5 Jane Doe #1, Marie Bobette Riales, and Jane
Robert Thompson Doe #2
6 Kristen Vierhaus Phone: (650) 513-6111
Thompson Law Offices Fax: (650) 513-6071
7 700 Airport Boulevard bobby@tlopc.com
Suite 160 kris@tlopc.com
8 Burlingame, CA 94010

9 SERVED VIA REGULAR MAIL Attorneys for Defendant


Church of Scientology International
10 Peggy Dayton Phone: (213) 613-4680
William Forman Fax: (213) 613-4656
11 David Scheper pdayton@scheperkim.com
Jeffrey Steinfeld wforman@scheperkim.com
12 Scheper Kim & Harris LLP dscheper@scheperkim.com
800 West Sixth Street, 18th Floor jsteinfeld@scheperkim.com
13 Los Angeles, CA 90017
14 SERVED VIA REGULAR MAIL Attorneys for Defendant
David Miscavige
15 Jeff Riffer Phone: (310) 746-4400
Elkins Kalt Weintraub Reuben Gartside LLP Fax: (310) 746-4499
16 10345 W. Olympic Boulevard jriffer@elkinskalt.com
Los Angeles, CA 90064
17
SERVED VIA REGULAR MAIL Attorneys for Defendant
18 Daniel Masterson
Andrew Brettler Phone: (310) 556-3501
19 Lavely & Singer Professional Corporation Fax: (310) 556-3615
2049 Century Park E 2400 abrettler@lavelysinger.com
20 Los Angeles, CA 90067
21 SERVED VIA REGULAR MAIL Attorneys for Plaintiffs
Brian D. Kent
22 Gaetano D'Andrea Phone: (215) 399-9255
M. Stewart Ryan Fax: (215) 241-8700
23 Helen L. Fitzpatrick
Lauren Stram
24 Laffey Bucci & Kent LLP
1435 Walnut Street, Suite 700
25 Philadelphia, PA 19102
26
27

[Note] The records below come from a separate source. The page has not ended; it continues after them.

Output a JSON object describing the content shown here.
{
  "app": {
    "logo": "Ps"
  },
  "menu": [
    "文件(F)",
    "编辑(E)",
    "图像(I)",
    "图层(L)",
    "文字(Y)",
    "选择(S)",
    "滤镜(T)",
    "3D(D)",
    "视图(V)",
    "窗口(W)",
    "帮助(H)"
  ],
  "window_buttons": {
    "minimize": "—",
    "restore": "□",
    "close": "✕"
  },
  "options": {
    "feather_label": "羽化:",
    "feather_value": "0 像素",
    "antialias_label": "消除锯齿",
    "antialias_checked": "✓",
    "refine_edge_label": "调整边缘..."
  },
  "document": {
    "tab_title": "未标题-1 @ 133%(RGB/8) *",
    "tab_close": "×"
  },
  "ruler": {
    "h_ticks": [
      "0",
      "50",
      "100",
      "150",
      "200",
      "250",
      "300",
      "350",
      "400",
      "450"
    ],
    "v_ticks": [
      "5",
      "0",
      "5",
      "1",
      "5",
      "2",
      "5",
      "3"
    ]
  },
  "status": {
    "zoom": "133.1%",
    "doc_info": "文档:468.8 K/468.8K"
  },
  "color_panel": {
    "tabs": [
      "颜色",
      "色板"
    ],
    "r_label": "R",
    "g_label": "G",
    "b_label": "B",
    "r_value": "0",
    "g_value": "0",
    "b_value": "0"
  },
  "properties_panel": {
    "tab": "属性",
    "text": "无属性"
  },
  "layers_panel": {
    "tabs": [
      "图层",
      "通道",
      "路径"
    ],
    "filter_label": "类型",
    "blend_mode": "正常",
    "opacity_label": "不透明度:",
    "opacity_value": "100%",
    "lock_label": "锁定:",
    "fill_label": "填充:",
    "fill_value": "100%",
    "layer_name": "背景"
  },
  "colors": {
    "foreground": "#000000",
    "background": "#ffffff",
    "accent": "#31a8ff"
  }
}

28

67509846v1
1 SERVED VIA REGULAR MAIL Attorneys for Plaintiffs
Jeffrey P. Fritz
2 Soloff & Zervanos P C Phone: (215) 732-2260
1525 Locust Street, 8th Floor Fax: (215) 732-2289
3 Philadelphia, PA 19102

4 SERVED VIA REGULAR MAIL Attorneys for Plaintiffs


Marci Hamilton
5 University of Pennsylvania Phone: (215) 353-8984
Fox-Fels Building Fax: (215) 493-1094
6 3814 Walnut Street
Philadelphia, PA 19104
7
SERVED VIA REGULAR MAIL Attorneys for Plaintiffs
8 Graham E. Berry
Law Office of Graham E. Berry
9 3384 McLaughlin Ave.
Los Angeles, CA 90066-2005
10

11

12

13

14

15

16

17

18
19

20

21

22

23

24

25

26

27

28

67509846v1
Journal Technologies Court Portal

Court Reservation Receipt


Reservation
Reservation ID: Status:
493392933848 RESERVED
Reservation Type: Number of Motions:
Motion to Compel Arbitration 1
Case Title:
Case Number: CHRISSIE CARNELL BIXLER, et al. vs CHURCH OF
19STCV29458 SCIENTOLOGY INTERNATIONAL, et al.
Filing Party: Location:
Religious Technology Center (Defendant) Stanley Mosk Courthouse - Department 57
Date/Time: Con rmation Code:
July 24th 2020, 8:30AM CR-5AHIDCTB8J8TVM22W

Fees
Description Fee Qty Amount

Motion to Compel Arbitration 60.00 1 60.00

Credit Card Percentage Fee (2.75%) 1.65 1 1.65

TOTAL $61.65

Payment
Amount: Type:
$61.65 Visa
Account Number: Authorization:
XXXX9975 182525

 Back to Main    Print Page  

Copyright © Journal Technologies, USA. All rights reserved.